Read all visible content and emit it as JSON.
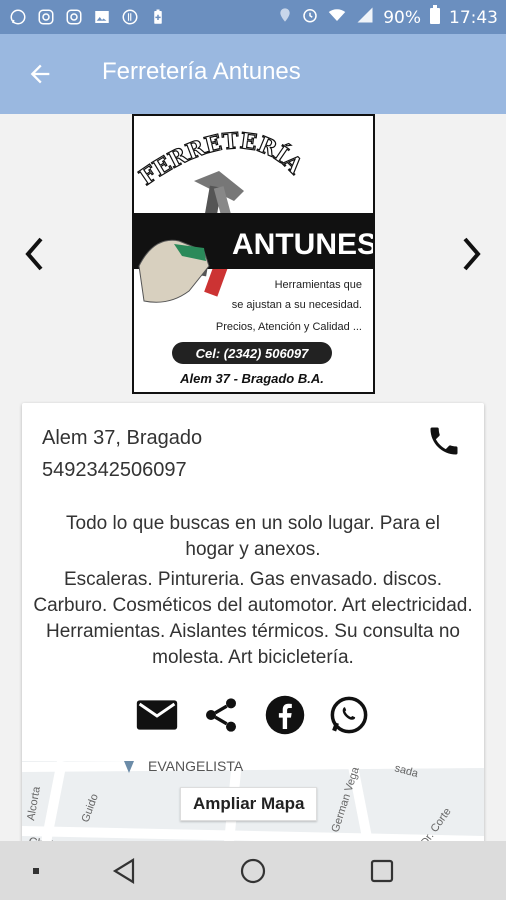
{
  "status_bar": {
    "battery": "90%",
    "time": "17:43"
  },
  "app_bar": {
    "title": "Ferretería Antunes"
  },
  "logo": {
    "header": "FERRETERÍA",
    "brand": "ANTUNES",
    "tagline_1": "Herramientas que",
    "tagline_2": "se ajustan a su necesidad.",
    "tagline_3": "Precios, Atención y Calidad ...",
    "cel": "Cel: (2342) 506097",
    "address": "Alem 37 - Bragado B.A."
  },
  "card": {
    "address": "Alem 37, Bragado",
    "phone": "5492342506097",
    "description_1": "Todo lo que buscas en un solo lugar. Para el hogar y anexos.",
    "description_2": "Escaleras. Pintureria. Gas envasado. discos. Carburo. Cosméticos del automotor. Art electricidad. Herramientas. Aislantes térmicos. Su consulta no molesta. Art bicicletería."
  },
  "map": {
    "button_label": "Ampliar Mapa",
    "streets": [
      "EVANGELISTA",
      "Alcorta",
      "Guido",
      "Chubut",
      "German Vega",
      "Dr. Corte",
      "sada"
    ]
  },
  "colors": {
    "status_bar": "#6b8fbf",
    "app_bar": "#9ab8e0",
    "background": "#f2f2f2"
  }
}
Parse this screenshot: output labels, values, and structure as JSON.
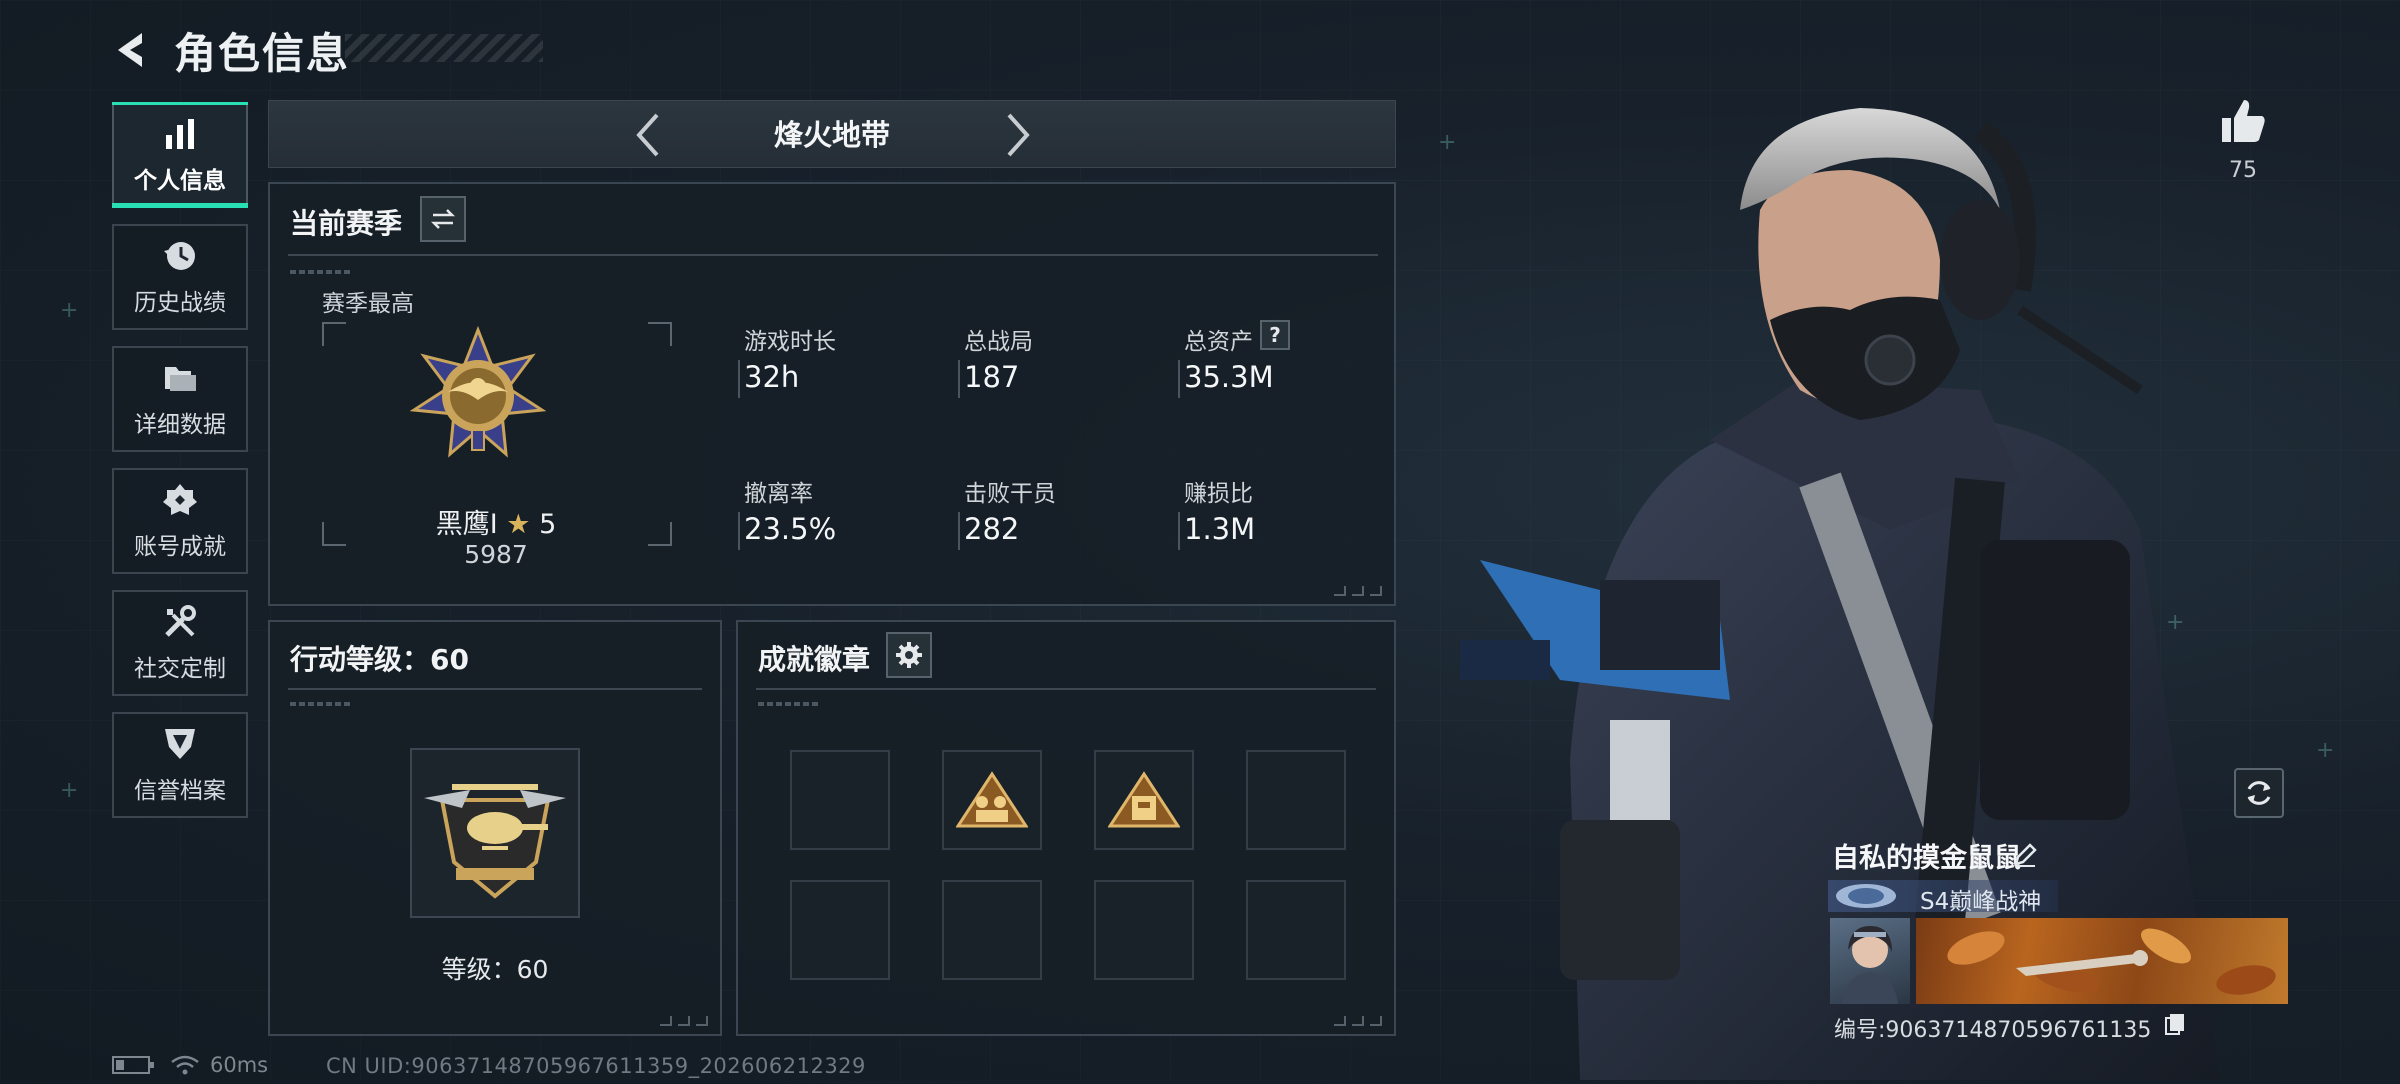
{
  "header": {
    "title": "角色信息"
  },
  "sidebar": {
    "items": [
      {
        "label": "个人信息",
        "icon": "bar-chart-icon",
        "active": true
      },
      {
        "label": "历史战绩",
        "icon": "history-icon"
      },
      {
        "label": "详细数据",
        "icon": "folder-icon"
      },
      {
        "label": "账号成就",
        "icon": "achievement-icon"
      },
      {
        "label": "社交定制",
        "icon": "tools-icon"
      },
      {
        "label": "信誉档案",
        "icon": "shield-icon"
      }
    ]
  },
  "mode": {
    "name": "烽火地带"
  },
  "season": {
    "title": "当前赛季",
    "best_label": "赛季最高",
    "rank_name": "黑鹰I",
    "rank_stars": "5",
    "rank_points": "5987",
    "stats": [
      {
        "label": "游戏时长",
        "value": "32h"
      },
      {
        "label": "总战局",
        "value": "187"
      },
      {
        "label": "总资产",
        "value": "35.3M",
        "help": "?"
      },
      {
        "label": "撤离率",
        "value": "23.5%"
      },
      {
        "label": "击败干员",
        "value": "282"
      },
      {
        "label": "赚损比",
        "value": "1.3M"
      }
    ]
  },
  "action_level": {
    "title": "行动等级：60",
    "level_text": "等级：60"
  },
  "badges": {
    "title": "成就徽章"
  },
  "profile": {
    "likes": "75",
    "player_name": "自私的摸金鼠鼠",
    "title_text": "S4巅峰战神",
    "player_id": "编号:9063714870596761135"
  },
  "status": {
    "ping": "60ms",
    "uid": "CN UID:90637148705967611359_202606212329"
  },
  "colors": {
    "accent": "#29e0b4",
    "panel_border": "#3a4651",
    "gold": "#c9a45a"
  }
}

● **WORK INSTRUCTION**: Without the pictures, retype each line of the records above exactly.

● **OUTPUT FOR THIS EXERCISE**:
Read all visible content and emit it as JSON.
{
  "status_bar": {
    "battery": "90%",
    "time": "17:43"
  },
  "app_bar": {
    "title": "Ferretería Antunes"
  },
  "logo": {
    "header": "FERRETERÍA",
    "brand": "ANTUNES",
    "tagline_1": "Herramientas que",
    "tagline_2": "se ajustan a su necesidad.",
    "tagline_3": "Precios, Atención y Calidad ...",
    "cel": "Cel: (2342) 506097",
    "address": "Alem 37 - Bragado B.A."
  },
  "card": {
    "address": "Alem 37, Bragado",
    "phone": "5492342506097",
    "description_1": "Todo lo que buscas en un solo lugar. Para el hogar y anexos.",
    "description_2": "Escaleras. Pintureria. Gas envasado. discos. Carburo. Cosméticos del automotor. Art electricidad. Herramientas. Aislantes térmicos. Su consulta no molesta. Art bicicletería."
  },
  "map": {
    "button_label": "Ampliar Mapa",
    "streets": [
      "EVANGELISTA",
      "Alcorta",
      "Guido",
      "Chubut",
      "German Vega",
      "Dr. Corte",
      "sada"
    ]
  },
  "colors": {
    "status_bar": "#6b8fbf",
    "app_bar": "#9ab8e0",
    "background": "#f2f2f2"
  }
}
Parse this screenshot: output labels, values, and structure as JSON.
{
  "header": {
    "title": "角色信息"
  },
  "sidebar": {
    "items": [
      {
        "label": "个人信息",
        "icon": "bar-chart-icon",
        "active": true
      },
      {
        "label": "历史战绩",
        "icon": "history-icon"
      },
      {
        "label": "详细数据",
        "icon": "folder-icon"
      },
      {
        "label": "账号成就",
        "icon": "achievement-icon"
      },
      {
        "label": "社交定制",
        "icon": "tools-icon"
      },
      {
        "label": "信誉档案",
        "icon": "shield-icon"
      }
    ]
  },
  "mode": {
    "name": "烽火地带"
  },
  "season": {
    "title": "当前赛季",
    "best_label": "赛季最高",
    "rank_name": "黑鹰I",
    "rank_stars": "5",
    "rank_points": "5987",
    "stats": [
      {
        "label": "游戏时长",
        "value": "32h"
      },
      {
        "label": "总战局",
        "value": "187"
      },
      {
        "label": "总资产",
        "value": "35.3M",
        "help": "?"
      },
      {
        "label": "撤离率",
        "value": "23.5%"
      },
      {
        "label": "击败干员",
        "value": "282"
      },
      {
        "label": "赚损比",
        "value": "1.3M"
      }
    ]
  },
  "action_level": {
    "title": "行动等级：60",
    "level_text": "等级：60"
  },
  "badges": {
    "title": "成就徽章"
  },
  "profile": {
    "likes": "75",
    "player_name": "自私的摸金鼠鼠",
    "title_text": "S4巅峰战神",
    "player_id": "编号:9063714870596761135"
  },
  "status": {
    "ping": "60ms",
    "uid": "CN UID:90637148705967611359_202606212329"
  },
  "colors": {
    "accent": "#29e0b4",
    "panel_border": "#3a4651",
    "gold": "#c9a45a"
  }
}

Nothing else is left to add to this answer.